Thank you very much for your help.

Can the flux flow through wood?If can then emf will be induced in it or not ?

No, you can not induce a voltage in wood.

Great insight on matters electronic and electrical principles

I found a way to make a electromagnet have only one side that attracts metal and the other side does nothing with metal, but attracts one pole of a normal magnet and on the other side does NOT repel any side of a normal magnet.So my question is can i conclude that i invented a monopole electromagnet? I doubt it because i’m doing only one thing fundamentally different to make it…

No, in magnetic fields the force lines are always closed so there is never a single monopole.
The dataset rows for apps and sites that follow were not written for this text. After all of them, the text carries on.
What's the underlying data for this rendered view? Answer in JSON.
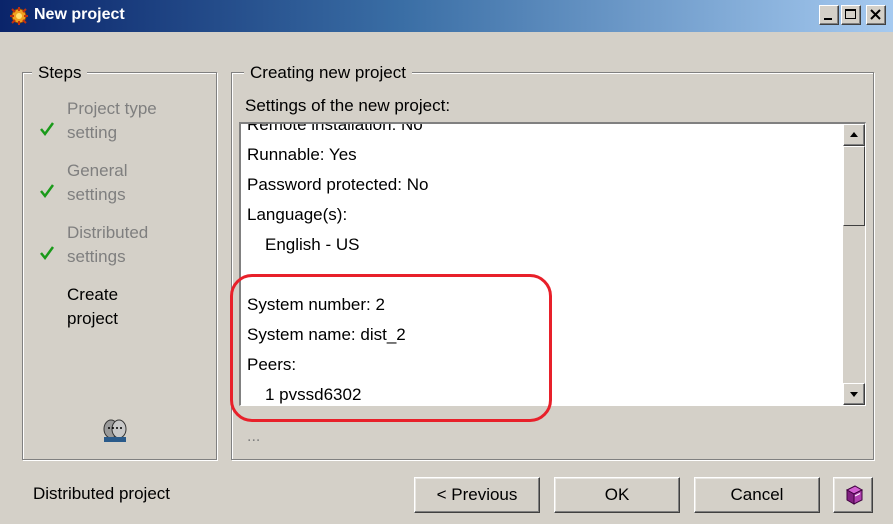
{
  "window": {
    "title": "New project",
    "controls": {
      "minimize_icon": "minimize-icon",
      "maximize_icon": "maximize-icon",
      "close_icon": "close-icon"
    }
  },
  "steps": {
    "legend": "Steps",
    "items": [
      {
        "lines": [
          "Project type",
          "setting"
        ],
        "done": true
      },
      {
        "lines": [
          "General",
          "settings"
        ],
        "done": true
      },
      {
        "lines": [
          "Distributed",
          "settings"
        ],
        "done": true
      },
      {
        "lines": [
          "Create",
          "project"
        ],
        "done": false
      }
    ],
    "icon": "people-icon"
  },
  "main": {
    "legend": "Creating new project",
    "settings_label": "Settings of the new project:",
    "list": [
      {
        "text": "Remote installation: No",
        "indent": false
      },
      {
        "text": "Runnable: Yes",
        "indent": false
      },
      {
        "text": "Password protected: No",
        "indent": false
      },
      {
        "text": "Language(s):",
        "indent": false
      },
      {
        "text": "English - US",
        "indent": true
      },
      {
        "text": "",
        "indent": false
      },
      {
        "text": "System number: 2",
        "indent": false
      },
      {
        "text": "System name: dist_2",
        "indent": false
      },
      {
        "text": "Peers:",
        "indent": false
      },
      {
        "text": "1 pvssd6302",
        "indent": true
      }
    ],
    "ellipsis": "..."
  },
  "footer": {
    "label": "Distributed project",
    "previous_label": "< Previous",
    "ok_label": "OK",
    "cancel_label": "Cancel",
    "help_icon": "help-book-icon"
  },
  "colors": {
    "title_gradient_start": "#0a246a",
    "title_gradient_end": "#a6caf0",
    "check": "#1a9a1a",
    "annotation": "#e8202a",
    "disabled_text": "#7f7f7f"
  }
}
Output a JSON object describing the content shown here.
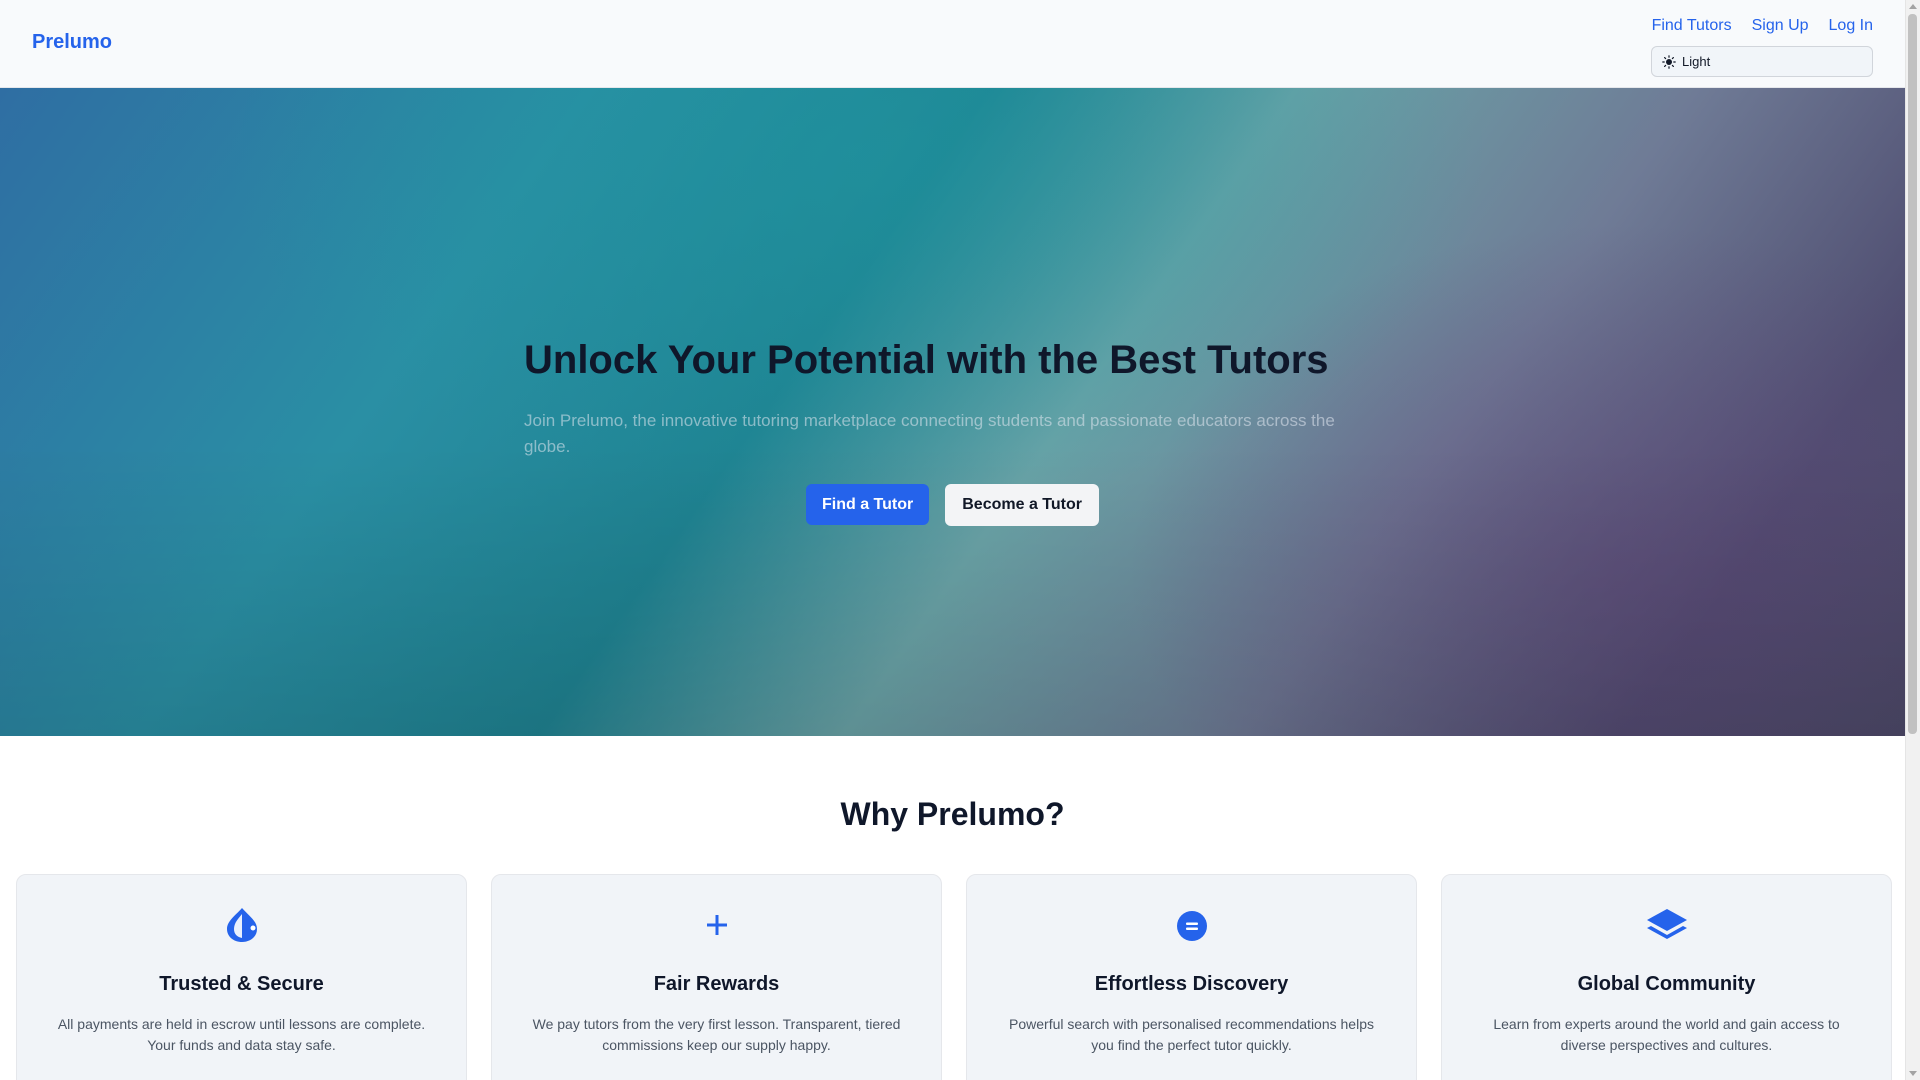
{
  "header": {
    "brand": "Prelumo",
    "nav": [
      {
        "label": "Find Tutors"
      },
      {
        "label": "Sign Up"
      },
      {
        "label": "Log In"
      }
    ],
    "theme": {
      "selected": "Light",
      "icon": "sun-icon"
    }
  },
  "hero": {
    "title": "Unlock Your Potential with the Best Tutors",
    "subtitle": "Join Prelumo, the innovative tutoring marketplace connecting students and passionate educators across the globe.",
    "primary_button": "Find a Tutor",
    "secondary_button": "Become a Tutor"
  },
  "why": {
    "title": "Why Prelumo?",
    "cards": [
      {
        "icon": "shield-drop-icon",
        "title": "Trusted & Secure",
        "text": "All payments are held in escrow until lessons are complete. Your funds and data stay safe."
      },
      {
        "icon": "plus-icon",
        "title": "Fair Rewards",
        "text": "We pay tutors from the very first lesson. Transparent, tiered commissions keep our supply happy."
      },
      {
        "icon": "search-circle-icon",
        "title": "Effortless Discovery",
        "text": "Powerful search with personalised recommendations helps you find the perfect tutor quickly."
      },
      {
        "icon": "layers-icon",
        "title": "Global Community",
        "text": "Learn from experts around the world and gain access to diverse perspectives and cultures."
      }
    ]
  },
  "colors": {
    "accent": "#2563eb",
    "text": "#0f172a",
    "muted": "#4b5563"
  }
}
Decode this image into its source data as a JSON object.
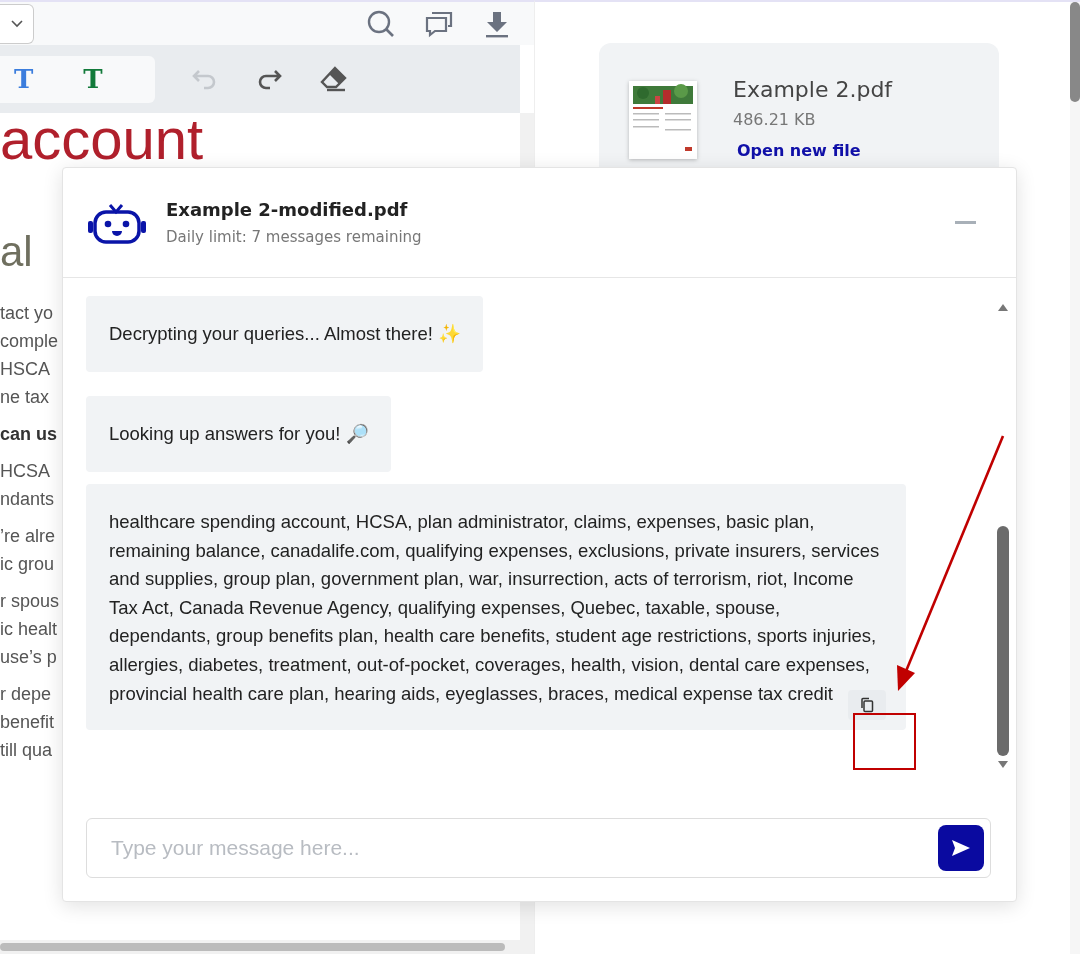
{
  "toolbar": {
    "annotation_tools": [
      {
        "label": "T",
        "color": "#3b7ddd"
      },
      {
        "label": "T",
        "color": "#127a3a"
      }
    ],
    "history": [
      {
        "kind": "undo",
        "disabled": true
      },
      {
        "kind": "redo",
        "disabled": false
      }
    ]
  },
  "document": {
    "heading": "account",
    "subheading": "al",
    "paragraphs": [
      {
        "bold": false,
        "lines": [
          "tact yo",
          "comple",
          "HSCA",
          "ne tax"
        ]
      },
      {
        "bold": true,
        "lines": [
          "can us"
        ]
      },
      {
        "bold": false,
        "lines": [
          "HCSA",
          "ndants"
        ]
      },
      {
        "bold": false,
        "lines": [
          "’re alre",
          "ic grou"
        ]
      },
      {
        "bold": false,
        "lines": [
          "r spous",
          "ic healt",
          "use’s p"
        ]
      },
      {
        "bold": false,
        "lines": [
          "r depe",
          "benefit",
          "till qua"
        ]
      }
    ]
  },
  "file_card": {
    "name": "Example 2.pdf",
    "size": "486.21 KB",
    "link": "Open new file"
  },
  "chat": {
    "title": "Example 2-modified.pdf",
    "subtitle": "Daily limit: 7 messages remaining",
    "messages": [
      {
        "text": "Decrypting your queries... Almost there! ✨",
        "copyable": false
      },
      {
        "text": "Looking up answers for you! 🔎",
        "copyable": false
      },
      {
        "text": "healthcare spending account, HCSA, plan administrator, claims, expenses, basic plan, remaining balance, canadalife.com, qualifying expenses, exclusions, private insurers, services and supplies, group plan, government plan, war, insurrection, acts of terrorism, riot, Income Tax Act, Canada Revenue Agency, qualifying expenses, Quebec, taxable, spouse, dependants, group benefits plan, health care benefits, student age restrictions, sports injuries, allergies, diabetes, treatment, out-of-pocket, coverages, health, vision, dental care expenses, provincial health care plan, hearing aids, eyeglasses, braces, medical expense tax credit",
        "copyable": true
      }
    ],
    "input": {
      "placeholder": "Type your message here..."
    }
  }
}
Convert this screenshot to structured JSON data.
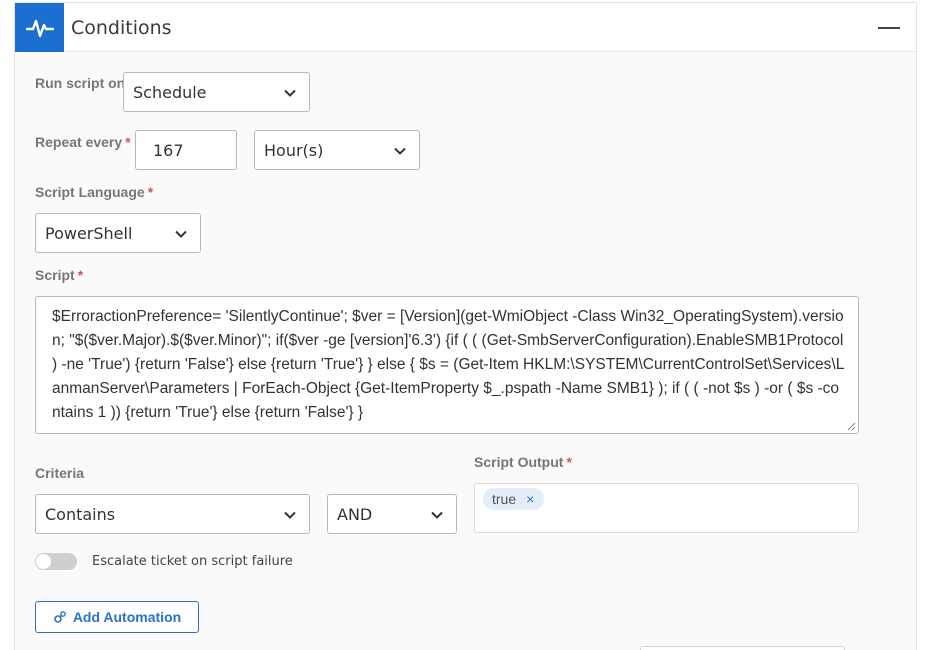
{
  "header": {
    "title": "Conditions",
    "icon": "pulse-icon",
    "accent": "#1b6fd1"
  },
  "run_script_on": {
    "label": "Run script on",
    "value": "Schedule"
  },
  "repeat_every": {
    "label": "Repeat every",
    "required": "*",
    "value": "167",
    "unit": "Hour(s)"
  },
  "script_language": {
    "label": "Script Language",
    "required": "*",
    "value": "PowerShell"
  },
  "script": {
    "label": "Script",
    "required": "*",
    "value": "$ErroractionPreference= 'SilentlyContinue';  $ver = [Version](get-WmiObject -Class Win32_OperatingSystem).version; \"$($ver.Major).$($ver.Minor)\"; if($ver -ge [version]'6.3') {if ( ( (Get-SmbServerConfiguration).EnableSMB1Protocol )  -ne 'True') {return 'False'} else {return 'True'} } else { $s =  (Get-Item HKLM:\\SYSTEM\\CurrentControlSet\\Services\\LanmanServer\\Parameters | ForEach-Object {Get-ItemProperty $_.pspath -Name SMB1} );  if ( ( -not $s ) -or ( $s -contains 1 )) {return 'True'} else {return 'False'} }"
  },
  "criteria": {
    "label": "Criteria",
    "value": "Contains",
    "operator": "AND"
  },
  "script_output": {
    "label": "Script Output",
    "required": "*",
    "tags": [
      "true"
    ],
    "remove_icon": "×"
  },
  "escalate": {
    "label": "Escalate ticket on script failure",
    "enabled": false
  },
  "add_automation": {
    "label": "Add Automation",
    "icon": "gear-link-icon"
  }
}
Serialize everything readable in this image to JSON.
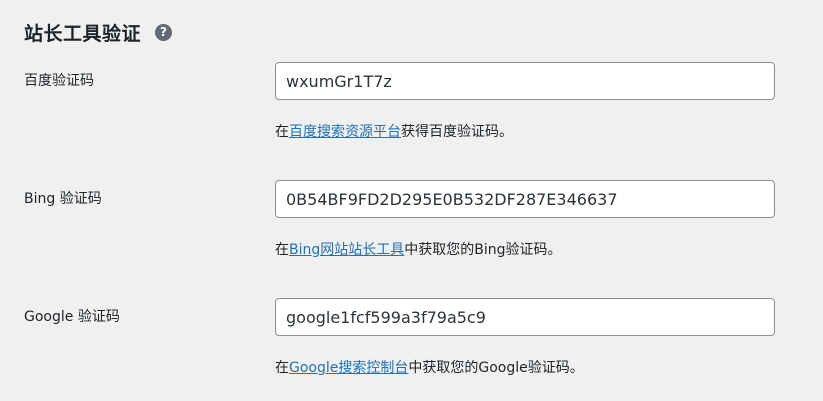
{
  "section": {
    "title": "站长工具验证",
    "help_icon_glyph": "?"
  },
  "fields": [
    {
      "label": "百度验证码",
      "value": "wxumGr1T7z",
      "desc_prefix": "在",
      "desc_link": "百度搜索资源平台",
      "desc_suffix": "获得百度验证码。"
    },
    {
      "label": "Bing 验证码",
      "value": "0B54BF9FD2D295E0B532DF287E346637",
      "desc_prefix": "在",
      "desc_link": "Bing网站站长工具",
      "desc_suffix": "中获取您的Bing验证码。"
    },
    {
      "label": "Google 验证码",
      "value": "google1fcf599a3f79a5c9",
      "desc_prefix": "在",
      "desc_link": "Google搜索控制台",
      "desc_suffix": "中获取您的Google验证码。"
    }
  ],
  "colors": {
    "background": "#f0f0f1",
    "link": "#2271b1",
    "input_border": "#8c8f94",
    "help_icon": "#646970"
  }
}
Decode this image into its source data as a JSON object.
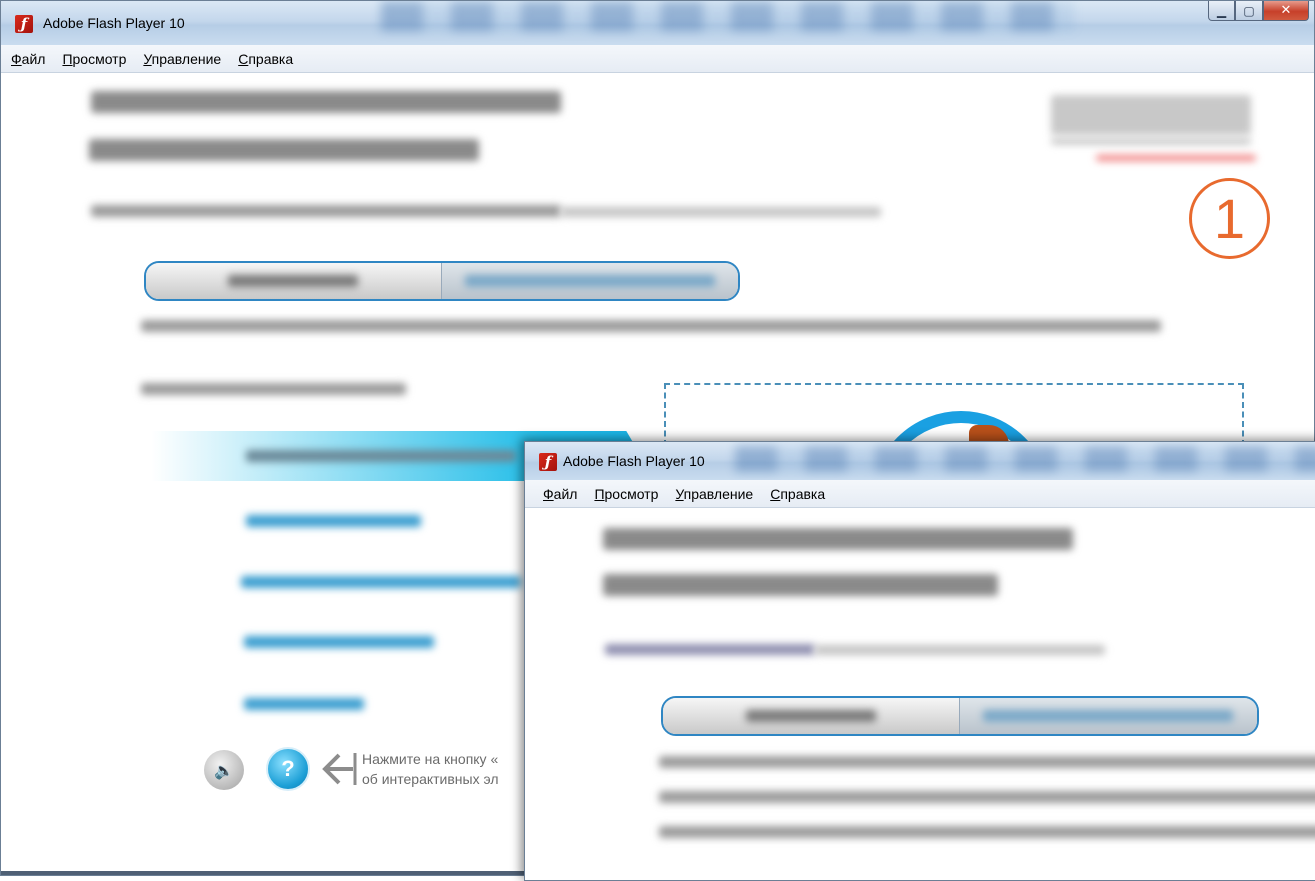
{
  "window_main": {
    "title": "Adobe Flash Player 10",
    "menu": [
      {
        "accel": "Ф",
        "rest": "айл"
      },
      {
        "accel": "П",
        "rest": "росмотр"
      },
      {
        "accel": "У",
        "rest": "правление"
      },
      {
        "accel": "С",
        "rest": "правка"
      }
    ],
    "badge_number": "1",
    "hint_line1": "Нажмите на кнопку «",
    "hint_line2": "об интерактивных эл"
  },
  "window_front": {
    "title": "Adobe Flash Player 10",
    "menu": [
      {
        "accel": "Ф",
        "rest": "айл"
      },
      {
        "accel": "П",
        "rest": "росмотр"
      },
      {
        "accel": "У",
        "rest": "правление"
      },
      {
        "accel": "С",
        "rest": "правка"
      }
    ]
  },
  "icons": {
    "app": "flash-icon",
    "speaker": "speaker-icon",
    "help": "question-icon",
    "arrow": "arrow-left-icon"
  },
  "colors": {
    "tab_border": "#2f86c3",
    "accent_orange": "#e86a2e",
    "highlight_blue": "#1ab3e6"
  }
}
A magnet, even an electromagnet is always made of a dipole that has two distinct poles, a north pole and a south pole. That is, magnetic poles are always found in pairs.

Your saying that when a electromagnet attrects on one side it must repel on the other side… NO i made a practical example of a rod with a “secret way of winding” that ONLY attracts ONE pole of a normal magnet on BOTH sides and does NOT repel any sides of a normal magnet. So how can it have a south pole and a north pole? And the strange thing is that only one side of my “PRACTICAL rod” attracts metal.If you’re right then i should attract metal on both sides. So i have a invention that rewrites all laws of electromagnetism..? ðŸ˜®

I wÃ nt to learn about construction of electromagnet.

What does higher and lower value of permeability suggests in case of iron core?

The magnetic field of an electromagnet is, B= Uo.n.I tesla

For using a magnetic core, the field is, B=U0.Ur.n.I tesla

If I use a high magnetic permeability material core

(metglas, relative permeability, Ur= 1 000 000_ from wikipedia source), will it multiply the field with that amount? or there is some other issue?

I’ve bought a alloy material from a commercial company. On their, website, it says that the alloy has relative permeability more than 50,000. I used that core material in a solenoid coil. but it just increase the magnetic field around 7 times higher than the magnetic field with air core. I was expecting that the core will increase the field 50,000 times than the solenoid with air core.

Am I missing some basic properties of electromagnet?

it will be really helpful if you suggest me.

Hi sir,

I’m one of the million student that your site helped. I am just confuse on the relative permeability’s formula, base on the text above the Relative Permeability with a symbol Î¼r is the PRODUCT of Î¼ (absolute permeability) and Î¼o the permeability of free space and is given as.

How come that the formula below the text shows that Relative Permeability is the ratio of the absolute permeability and the permeability of free space?

The ratio B/H is gives the permeability of free space Uo, and its value is given as: 4pi x 10^-7 H/m. So B = Uo.H in a vacuum, air or non-magnetic materials such as plastic. The relative permeability of Air is defined as: 1 (one) and the permeability of all materials are referenced from this so the relative permeability of a material is called Ur. Thus in general B = Uo.Ur.H

The actual permeability of a material (U) is found by multiplying the permeability of free space (Uo) by the relative permeability (Ur). Then U = Uo x Ur, and from that we can find the values of Uo = U/Ur or Ur = U/Uo

Hello there.

I followed the link on Hysteresis after reading there are no limits to the amount of magnetic force that can be obtained from a single cell coil. Only to find there is a limit in Hysteresis. So there a limit not infinite as suggested. Excuse my ignorance its my first day on the job ?

Hi, great page. Quick question: when you did the H=N*I / L . L is the length of the coil in metres, when you say length is that the length of the wire before turned into the coil or literally the length along the coil when turned? thanks

For a coil the magnetic field strength, H is proportional to current and is also a function of loop area defined by the conductor carrying the current. Then the magnetic strength of the coil is determined by the ampere-turns of each coil and if the magnetic circuit supporting the coil is of a uniform cross-sectional area, the magnetic field strength per metre length of the flux path is the length of one loop.